Assignment
Show all lines below holding the string "replies".

[Website and app data records]

***

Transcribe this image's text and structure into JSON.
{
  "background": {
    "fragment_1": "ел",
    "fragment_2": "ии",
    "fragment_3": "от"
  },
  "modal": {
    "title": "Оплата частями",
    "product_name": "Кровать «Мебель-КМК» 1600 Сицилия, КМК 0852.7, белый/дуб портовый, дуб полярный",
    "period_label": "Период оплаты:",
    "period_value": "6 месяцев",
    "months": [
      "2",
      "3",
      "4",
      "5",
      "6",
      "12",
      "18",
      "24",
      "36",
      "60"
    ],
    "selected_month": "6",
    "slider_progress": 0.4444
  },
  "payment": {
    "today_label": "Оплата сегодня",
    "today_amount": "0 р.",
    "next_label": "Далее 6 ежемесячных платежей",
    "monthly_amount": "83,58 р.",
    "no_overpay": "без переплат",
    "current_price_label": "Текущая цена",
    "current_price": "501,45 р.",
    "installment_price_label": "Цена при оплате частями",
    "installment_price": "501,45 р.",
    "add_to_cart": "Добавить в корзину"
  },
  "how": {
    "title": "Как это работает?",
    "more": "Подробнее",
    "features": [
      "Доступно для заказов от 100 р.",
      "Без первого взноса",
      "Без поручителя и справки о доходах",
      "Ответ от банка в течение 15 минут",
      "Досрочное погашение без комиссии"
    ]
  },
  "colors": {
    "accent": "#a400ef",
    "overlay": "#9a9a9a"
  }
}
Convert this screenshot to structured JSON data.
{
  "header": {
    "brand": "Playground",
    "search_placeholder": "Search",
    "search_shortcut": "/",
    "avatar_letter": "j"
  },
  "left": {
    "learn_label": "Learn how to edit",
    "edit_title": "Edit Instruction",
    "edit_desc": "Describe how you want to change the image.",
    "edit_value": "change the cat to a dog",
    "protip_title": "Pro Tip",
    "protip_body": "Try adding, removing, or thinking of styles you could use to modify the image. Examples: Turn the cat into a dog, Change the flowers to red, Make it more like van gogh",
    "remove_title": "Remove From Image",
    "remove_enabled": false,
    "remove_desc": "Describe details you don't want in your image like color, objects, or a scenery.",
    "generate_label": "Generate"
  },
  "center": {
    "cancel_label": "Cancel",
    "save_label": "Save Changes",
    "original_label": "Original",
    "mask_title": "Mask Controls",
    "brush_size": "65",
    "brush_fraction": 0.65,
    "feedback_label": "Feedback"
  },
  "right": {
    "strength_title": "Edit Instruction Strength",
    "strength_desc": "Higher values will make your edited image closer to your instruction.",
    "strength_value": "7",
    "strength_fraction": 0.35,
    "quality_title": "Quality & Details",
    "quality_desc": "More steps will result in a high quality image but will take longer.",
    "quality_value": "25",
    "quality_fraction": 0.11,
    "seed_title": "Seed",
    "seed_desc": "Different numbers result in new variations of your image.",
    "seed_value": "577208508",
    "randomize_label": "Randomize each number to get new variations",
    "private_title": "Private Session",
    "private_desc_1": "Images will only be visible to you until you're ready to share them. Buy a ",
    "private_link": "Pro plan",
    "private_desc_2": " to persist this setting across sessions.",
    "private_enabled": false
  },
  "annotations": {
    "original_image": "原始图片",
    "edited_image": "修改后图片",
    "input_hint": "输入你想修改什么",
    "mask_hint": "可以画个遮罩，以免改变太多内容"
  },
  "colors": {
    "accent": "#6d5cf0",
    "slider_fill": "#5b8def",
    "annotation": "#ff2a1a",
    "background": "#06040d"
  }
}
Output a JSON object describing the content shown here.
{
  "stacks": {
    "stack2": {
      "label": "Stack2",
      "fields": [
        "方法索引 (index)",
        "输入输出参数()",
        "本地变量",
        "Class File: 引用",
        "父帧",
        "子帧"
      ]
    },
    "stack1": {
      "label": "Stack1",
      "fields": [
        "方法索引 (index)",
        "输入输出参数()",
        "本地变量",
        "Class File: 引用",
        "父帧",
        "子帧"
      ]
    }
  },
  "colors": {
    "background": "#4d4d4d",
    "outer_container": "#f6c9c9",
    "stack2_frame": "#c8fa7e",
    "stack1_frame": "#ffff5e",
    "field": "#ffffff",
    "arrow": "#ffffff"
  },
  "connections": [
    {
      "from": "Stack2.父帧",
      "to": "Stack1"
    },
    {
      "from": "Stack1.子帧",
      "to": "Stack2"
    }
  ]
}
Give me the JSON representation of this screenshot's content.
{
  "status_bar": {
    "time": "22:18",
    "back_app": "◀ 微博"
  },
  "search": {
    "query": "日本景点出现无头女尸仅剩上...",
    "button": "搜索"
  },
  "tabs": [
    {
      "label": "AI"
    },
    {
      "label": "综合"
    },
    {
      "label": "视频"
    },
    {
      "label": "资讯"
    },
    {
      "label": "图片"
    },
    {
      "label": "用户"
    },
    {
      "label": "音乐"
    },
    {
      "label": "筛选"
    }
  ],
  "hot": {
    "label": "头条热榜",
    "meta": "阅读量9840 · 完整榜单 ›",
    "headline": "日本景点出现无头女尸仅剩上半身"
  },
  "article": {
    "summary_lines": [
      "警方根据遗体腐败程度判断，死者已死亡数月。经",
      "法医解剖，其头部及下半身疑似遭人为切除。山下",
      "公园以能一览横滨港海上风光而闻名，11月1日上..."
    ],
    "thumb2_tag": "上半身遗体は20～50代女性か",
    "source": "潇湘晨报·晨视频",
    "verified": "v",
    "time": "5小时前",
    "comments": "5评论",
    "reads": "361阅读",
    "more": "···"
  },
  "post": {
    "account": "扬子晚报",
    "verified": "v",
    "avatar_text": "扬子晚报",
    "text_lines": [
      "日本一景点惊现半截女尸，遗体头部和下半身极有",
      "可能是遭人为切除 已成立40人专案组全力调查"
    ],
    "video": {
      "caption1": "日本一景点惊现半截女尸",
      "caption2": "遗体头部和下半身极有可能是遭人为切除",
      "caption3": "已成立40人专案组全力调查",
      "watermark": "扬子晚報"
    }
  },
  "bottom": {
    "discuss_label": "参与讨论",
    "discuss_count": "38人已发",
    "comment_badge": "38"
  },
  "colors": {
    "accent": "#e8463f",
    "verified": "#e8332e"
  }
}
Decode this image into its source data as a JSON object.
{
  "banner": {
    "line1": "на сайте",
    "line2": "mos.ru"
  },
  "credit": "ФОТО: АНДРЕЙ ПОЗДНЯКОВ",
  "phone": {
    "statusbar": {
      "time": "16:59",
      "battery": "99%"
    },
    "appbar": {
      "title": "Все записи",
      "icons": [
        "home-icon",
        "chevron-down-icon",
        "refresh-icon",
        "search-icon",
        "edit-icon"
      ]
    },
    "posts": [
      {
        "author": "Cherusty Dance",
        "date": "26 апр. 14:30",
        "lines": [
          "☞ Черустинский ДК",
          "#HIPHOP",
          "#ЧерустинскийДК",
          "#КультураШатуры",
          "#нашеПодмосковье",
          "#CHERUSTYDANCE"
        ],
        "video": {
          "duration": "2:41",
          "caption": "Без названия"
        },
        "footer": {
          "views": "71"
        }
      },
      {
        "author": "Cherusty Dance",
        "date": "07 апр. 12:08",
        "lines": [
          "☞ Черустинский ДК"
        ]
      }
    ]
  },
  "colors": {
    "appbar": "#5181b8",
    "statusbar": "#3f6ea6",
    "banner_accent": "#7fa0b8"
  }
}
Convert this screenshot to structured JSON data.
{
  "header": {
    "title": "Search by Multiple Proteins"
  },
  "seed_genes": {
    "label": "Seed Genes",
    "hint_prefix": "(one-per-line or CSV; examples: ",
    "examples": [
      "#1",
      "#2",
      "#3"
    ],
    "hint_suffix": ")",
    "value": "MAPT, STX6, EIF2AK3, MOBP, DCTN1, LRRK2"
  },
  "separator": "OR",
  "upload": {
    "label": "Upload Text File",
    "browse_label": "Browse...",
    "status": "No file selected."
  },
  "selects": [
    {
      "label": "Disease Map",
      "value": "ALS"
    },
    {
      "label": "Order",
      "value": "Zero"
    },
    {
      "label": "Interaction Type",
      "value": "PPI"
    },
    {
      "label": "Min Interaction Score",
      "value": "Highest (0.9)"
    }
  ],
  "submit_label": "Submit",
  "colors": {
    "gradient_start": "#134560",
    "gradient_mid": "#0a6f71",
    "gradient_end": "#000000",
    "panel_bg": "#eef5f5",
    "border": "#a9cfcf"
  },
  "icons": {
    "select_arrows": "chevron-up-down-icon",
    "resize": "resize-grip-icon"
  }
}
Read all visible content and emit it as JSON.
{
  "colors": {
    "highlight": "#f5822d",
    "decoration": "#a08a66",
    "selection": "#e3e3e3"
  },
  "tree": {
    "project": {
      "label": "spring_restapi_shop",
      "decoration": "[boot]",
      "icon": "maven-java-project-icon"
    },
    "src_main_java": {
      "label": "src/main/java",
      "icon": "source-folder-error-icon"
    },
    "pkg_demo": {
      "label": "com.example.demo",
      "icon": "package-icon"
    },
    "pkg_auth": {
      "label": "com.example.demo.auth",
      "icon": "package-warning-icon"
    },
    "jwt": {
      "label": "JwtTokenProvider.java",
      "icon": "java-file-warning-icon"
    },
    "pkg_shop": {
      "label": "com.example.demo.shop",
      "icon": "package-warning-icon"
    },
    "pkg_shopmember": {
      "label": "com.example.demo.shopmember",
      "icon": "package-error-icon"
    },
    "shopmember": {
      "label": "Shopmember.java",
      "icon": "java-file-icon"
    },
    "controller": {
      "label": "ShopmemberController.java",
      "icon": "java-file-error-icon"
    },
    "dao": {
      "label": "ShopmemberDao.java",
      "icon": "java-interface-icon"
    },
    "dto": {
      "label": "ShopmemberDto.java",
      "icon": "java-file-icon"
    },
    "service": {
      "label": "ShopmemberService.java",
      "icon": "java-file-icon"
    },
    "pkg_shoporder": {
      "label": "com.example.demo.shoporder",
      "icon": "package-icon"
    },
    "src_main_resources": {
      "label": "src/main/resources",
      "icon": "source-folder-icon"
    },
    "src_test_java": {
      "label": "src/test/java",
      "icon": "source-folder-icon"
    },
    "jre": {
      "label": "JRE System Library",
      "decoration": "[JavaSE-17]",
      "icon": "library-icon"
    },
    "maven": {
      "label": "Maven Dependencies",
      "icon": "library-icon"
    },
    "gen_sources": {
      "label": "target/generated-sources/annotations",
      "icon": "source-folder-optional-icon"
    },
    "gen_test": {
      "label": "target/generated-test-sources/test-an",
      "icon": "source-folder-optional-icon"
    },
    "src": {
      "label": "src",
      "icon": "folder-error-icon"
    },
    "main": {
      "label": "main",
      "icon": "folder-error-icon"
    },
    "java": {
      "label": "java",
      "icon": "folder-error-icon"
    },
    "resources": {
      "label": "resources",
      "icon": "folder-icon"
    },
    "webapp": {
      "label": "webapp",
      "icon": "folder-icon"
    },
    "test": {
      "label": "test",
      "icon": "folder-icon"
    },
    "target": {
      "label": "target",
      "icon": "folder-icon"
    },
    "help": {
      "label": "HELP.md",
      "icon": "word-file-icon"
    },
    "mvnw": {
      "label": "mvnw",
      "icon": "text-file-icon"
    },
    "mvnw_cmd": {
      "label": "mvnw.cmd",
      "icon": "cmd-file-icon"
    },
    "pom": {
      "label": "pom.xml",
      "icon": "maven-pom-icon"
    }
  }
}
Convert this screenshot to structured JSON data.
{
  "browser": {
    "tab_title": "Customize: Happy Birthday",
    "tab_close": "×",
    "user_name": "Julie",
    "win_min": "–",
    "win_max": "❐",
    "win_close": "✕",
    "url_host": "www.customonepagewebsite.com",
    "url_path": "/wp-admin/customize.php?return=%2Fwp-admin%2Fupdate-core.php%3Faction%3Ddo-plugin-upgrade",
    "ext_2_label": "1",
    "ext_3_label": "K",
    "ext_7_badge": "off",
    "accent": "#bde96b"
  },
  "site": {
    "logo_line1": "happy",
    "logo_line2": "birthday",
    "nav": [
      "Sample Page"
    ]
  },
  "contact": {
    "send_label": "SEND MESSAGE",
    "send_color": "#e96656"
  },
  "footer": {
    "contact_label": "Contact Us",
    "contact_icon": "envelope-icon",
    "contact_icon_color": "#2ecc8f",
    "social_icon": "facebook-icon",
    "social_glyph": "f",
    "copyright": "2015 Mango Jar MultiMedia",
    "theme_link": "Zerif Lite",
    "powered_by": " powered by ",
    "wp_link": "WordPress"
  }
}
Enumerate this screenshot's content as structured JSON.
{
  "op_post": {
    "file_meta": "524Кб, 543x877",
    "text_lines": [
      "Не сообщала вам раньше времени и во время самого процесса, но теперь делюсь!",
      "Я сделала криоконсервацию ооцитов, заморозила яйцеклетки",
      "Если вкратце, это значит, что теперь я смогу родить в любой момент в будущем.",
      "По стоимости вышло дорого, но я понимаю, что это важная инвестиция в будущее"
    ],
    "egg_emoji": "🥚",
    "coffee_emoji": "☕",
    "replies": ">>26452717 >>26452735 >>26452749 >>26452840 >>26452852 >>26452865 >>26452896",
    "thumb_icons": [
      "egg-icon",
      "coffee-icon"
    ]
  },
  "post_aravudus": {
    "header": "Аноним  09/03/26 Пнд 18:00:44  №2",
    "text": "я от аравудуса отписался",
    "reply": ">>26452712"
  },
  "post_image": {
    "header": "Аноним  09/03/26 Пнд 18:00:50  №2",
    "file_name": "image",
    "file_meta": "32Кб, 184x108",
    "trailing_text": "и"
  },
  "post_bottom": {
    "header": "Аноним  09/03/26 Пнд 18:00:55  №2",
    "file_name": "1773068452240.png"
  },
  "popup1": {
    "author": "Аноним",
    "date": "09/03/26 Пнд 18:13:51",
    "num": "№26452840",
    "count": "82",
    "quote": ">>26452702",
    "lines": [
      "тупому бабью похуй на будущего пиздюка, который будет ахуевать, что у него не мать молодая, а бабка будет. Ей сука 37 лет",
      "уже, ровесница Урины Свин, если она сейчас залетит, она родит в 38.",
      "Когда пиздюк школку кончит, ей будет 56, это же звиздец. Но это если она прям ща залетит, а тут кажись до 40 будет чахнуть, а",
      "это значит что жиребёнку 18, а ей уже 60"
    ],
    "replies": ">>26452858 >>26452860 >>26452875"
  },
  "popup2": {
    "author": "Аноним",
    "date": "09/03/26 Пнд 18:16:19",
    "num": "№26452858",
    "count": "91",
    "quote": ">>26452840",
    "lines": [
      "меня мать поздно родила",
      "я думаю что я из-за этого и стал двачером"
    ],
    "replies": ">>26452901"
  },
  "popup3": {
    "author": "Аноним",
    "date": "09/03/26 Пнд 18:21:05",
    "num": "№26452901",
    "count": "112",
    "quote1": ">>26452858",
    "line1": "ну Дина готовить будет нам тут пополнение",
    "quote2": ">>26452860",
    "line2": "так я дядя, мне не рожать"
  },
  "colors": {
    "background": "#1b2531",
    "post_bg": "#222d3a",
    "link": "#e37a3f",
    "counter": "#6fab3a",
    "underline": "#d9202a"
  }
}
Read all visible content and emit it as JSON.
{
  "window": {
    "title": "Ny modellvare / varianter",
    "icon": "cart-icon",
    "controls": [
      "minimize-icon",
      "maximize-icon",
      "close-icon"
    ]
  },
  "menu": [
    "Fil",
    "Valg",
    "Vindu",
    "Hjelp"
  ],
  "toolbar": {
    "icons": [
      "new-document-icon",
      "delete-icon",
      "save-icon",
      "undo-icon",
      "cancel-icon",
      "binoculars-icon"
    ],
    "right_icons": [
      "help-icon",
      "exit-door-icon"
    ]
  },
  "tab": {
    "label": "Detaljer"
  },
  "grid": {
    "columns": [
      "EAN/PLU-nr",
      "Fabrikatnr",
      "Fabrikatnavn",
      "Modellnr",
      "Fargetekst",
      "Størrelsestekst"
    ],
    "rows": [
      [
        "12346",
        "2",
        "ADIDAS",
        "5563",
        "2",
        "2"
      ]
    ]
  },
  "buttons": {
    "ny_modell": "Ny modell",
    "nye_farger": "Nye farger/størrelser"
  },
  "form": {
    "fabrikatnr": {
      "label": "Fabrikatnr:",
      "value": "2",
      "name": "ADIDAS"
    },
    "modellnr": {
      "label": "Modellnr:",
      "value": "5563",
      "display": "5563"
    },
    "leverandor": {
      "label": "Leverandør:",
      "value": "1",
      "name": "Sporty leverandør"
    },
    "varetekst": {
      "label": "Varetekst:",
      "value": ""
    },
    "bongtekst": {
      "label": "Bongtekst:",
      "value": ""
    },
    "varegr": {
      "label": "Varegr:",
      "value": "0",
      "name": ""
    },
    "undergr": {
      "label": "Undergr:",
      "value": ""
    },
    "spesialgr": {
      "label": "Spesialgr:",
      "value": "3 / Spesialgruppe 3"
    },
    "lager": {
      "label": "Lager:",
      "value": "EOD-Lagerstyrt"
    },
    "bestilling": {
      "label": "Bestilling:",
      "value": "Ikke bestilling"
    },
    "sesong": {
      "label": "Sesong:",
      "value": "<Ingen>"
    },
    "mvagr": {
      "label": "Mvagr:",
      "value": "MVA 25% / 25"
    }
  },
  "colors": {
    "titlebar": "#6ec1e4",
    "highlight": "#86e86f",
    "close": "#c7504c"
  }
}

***

Task result
    "replies": ">>26452717 >>26452735 >>26452749 >>26452840 >>26452852 >>26452865 >>26452896",
    "replies": ">>26452858 >>26452860 >>26452875"
    "replies": ">>26452901"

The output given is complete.